Study material below:

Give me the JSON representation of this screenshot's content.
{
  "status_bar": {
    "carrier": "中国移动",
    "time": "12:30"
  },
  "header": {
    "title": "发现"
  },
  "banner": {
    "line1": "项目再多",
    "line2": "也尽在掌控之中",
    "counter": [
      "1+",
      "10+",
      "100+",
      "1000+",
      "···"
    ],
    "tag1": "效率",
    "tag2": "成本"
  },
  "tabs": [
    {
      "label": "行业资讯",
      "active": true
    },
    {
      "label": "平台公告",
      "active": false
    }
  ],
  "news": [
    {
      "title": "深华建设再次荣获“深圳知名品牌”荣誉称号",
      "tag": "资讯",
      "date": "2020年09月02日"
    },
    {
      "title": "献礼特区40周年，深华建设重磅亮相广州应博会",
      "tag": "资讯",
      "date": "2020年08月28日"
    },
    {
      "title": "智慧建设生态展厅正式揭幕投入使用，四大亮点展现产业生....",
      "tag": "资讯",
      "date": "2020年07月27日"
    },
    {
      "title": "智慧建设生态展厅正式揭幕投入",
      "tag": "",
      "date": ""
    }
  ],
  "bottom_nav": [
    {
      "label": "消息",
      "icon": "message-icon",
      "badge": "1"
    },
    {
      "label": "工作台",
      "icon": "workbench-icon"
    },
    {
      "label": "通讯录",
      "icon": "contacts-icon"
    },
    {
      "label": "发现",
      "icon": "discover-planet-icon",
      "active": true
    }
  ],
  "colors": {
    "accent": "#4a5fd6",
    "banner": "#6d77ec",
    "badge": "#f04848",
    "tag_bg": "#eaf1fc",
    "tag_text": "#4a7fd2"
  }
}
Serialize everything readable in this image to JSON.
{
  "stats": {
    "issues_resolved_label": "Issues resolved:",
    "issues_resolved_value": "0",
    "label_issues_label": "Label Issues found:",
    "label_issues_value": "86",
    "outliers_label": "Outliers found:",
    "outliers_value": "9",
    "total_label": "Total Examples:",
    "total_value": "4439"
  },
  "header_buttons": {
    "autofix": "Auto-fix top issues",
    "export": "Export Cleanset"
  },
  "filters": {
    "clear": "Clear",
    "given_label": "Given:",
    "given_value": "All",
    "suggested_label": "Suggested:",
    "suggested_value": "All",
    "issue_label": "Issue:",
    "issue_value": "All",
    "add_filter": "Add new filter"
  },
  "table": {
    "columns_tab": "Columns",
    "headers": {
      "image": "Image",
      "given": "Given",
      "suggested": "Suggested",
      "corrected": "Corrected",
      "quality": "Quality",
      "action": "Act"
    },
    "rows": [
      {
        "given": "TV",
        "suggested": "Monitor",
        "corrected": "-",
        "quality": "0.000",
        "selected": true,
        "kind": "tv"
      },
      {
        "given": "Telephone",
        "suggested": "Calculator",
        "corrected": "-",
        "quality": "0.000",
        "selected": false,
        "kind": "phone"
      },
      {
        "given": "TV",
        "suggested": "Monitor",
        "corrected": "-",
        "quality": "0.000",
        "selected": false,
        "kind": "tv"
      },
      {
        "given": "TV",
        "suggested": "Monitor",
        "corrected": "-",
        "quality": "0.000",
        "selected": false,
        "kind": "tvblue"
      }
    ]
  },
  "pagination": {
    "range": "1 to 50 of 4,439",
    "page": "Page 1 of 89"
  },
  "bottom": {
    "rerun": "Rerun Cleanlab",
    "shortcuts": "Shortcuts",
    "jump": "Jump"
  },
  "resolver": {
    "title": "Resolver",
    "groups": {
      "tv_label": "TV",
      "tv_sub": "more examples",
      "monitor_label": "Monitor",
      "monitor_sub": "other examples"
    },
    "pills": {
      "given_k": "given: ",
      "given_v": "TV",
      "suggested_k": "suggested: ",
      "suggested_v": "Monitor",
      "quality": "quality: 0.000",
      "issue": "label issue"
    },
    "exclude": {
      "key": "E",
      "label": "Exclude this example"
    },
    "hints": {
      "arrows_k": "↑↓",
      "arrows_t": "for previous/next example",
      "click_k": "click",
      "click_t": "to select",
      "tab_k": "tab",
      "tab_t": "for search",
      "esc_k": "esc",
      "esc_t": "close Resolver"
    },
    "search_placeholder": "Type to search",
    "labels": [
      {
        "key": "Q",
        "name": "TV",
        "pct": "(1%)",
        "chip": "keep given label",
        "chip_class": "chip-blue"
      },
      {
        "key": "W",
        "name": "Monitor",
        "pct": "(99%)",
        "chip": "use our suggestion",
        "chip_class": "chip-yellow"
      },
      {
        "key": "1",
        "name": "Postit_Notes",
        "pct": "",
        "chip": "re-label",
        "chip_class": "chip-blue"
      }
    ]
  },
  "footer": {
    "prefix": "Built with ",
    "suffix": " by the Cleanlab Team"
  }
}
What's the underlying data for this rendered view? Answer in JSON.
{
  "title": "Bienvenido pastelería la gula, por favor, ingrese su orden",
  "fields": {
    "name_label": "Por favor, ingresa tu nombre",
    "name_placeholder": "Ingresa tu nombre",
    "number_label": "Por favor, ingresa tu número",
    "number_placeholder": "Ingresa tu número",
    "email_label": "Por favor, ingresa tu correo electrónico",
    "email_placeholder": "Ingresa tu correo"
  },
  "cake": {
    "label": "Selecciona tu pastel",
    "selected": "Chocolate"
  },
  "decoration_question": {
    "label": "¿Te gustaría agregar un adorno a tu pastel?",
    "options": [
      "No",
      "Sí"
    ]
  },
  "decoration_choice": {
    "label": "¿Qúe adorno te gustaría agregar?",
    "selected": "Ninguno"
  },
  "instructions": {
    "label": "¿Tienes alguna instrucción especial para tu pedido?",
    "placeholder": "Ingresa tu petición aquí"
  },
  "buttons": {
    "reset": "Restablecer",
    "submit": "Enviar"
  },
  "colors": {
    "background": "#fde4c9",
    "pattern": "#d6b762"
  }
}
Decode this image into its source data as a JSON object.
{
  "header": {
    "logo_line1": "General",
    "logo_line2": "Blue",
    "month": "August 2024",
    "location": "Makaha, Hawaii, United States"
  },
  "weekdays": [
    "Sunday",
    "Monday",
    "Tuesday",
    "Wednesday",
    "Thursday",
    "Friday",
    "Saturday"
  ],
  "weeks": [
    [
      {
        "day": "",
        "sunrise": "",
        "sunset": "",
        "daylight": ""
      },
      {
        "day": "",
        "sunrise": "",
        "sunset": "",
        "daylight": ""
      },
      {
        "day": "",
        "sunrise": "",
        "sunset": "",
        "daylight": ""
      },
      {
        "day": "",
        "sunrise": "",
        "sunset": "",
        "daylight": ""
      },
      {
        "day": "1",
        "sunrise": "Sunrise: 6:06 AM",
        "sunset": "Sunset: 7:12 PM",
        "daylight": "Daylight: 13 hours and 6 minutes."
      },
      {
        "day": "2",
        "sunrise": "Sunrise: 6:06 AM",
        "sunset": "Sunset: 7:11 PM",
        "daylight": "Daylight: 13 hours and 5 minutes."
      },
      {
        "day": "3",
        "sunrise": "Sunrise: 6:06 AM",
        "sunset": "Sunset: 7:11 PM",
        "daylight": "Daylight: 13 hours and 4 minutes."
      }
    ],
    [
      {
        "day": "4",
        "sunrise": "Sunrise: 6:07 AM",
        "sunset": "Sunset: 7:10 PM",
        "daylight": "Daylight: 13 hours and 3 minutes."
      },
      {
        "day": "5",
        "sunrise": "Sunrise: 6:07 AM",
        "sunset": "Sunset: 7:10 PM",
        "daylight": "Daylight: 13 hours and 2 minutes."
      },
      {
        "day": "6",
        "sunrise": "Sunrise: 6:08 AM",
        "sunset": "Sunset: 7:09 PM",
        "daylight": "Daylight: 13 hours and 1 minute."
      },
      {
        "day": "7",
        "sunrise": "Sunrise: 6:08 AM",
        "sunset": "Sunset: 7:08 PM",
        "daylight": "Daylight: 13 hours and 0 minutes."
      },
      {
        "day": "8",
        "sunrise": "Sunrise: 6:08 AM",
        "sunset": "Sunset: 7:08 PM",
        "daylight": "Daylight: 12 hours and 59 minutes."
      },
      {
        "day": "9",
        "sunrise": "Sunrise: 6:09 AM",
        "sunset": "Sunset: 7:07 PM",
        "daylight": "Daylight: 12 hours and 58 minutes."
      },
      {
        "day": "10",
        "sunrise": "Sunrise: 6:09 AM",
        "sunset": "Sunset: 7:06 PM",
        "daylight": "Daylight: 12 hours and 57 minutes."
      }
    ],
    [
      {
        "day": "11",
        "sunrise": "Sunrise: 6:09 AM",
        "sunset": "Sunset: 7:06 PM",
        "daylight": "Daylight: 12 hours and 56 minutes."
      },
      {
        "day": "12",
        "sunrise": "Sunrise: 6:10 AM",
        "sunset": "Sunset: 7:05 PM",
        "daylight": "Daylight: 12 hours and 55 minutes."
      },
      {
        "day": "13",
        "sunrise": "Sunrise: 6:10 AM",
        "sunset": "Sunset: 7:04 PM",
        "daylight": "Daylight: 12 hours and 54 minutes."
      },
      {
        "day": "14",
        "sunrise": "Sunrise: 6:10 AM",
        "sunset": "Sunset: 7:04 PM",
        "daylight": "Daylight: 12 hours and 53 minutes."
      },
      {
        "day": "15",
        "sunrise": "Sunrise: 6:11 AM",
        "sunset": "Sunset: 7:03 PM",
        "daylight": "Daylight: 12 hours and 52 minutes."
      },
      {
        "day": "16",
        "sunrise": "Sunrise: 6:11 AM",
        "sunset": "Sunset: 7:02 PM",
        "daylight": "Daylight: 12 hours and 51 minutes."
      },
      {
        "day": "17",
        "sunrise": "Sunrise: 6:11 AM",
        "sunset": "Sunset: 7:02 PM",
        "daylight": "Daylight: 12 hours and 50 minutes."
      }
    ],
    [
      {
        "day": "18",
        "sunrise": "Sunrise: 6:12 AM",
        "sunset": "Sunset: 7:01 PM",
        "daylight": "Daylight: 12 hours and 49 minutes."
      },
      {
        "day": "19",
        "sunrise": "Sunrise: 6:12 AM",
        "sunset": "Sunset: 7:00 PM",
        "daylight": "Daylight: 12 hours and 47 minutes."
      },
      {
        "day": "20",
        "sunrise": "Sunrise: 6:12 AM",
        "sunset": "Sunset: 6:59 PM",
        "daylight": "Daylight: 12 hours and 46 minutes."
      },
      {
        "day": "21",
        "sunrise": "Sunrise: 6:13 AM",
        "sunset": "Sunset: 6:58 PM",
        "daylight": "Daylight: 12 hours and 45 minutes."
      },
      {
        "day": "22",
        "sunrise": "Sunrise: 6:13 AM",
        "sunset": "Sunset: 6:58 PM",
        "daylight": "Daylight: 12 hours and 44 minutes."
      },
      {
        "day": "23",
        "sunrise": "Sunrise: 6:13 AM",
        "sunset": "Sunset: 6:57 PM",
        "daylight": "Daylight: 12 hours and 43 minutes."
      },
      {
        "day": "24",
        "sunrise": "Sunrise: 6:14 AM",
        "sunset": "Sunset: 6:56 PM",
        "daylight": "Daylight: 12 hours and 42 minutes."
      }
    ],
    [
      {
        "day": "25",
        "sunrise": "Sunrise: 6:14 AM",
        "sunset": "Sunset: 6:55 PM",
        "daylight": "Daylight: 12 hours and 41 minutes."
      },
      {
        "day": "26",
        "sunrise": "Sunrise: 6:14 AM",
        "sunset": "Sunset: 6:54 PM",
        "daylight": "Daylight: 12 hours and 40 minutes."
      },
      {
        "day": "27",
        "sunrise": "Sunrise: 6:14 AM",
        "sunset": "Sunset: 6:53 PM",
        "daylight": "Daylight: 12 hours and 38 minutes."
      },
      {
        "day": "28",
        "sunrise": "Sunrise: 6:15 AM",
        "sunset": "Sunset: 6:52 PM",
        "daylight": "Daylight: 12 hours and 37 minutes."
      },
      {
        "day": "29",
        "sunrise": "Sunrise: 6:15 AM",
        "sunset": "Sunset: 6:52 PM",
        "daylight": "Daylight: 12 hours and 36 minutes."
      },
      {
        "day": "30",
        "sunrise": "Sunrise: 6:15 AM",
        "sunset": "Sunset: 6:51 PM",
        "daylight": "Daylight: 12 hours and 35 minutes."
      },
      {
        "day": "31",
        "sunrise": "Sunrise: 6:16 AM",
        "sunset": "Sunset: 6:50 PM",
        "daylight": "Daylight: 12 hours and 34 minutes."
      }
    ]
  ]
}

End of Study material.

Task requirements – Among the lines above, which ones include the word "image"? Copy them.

Answer below –
Serialize everything readable in this image to JSON.
      "image": "Image",
Decode this image into its source data as a JSON object.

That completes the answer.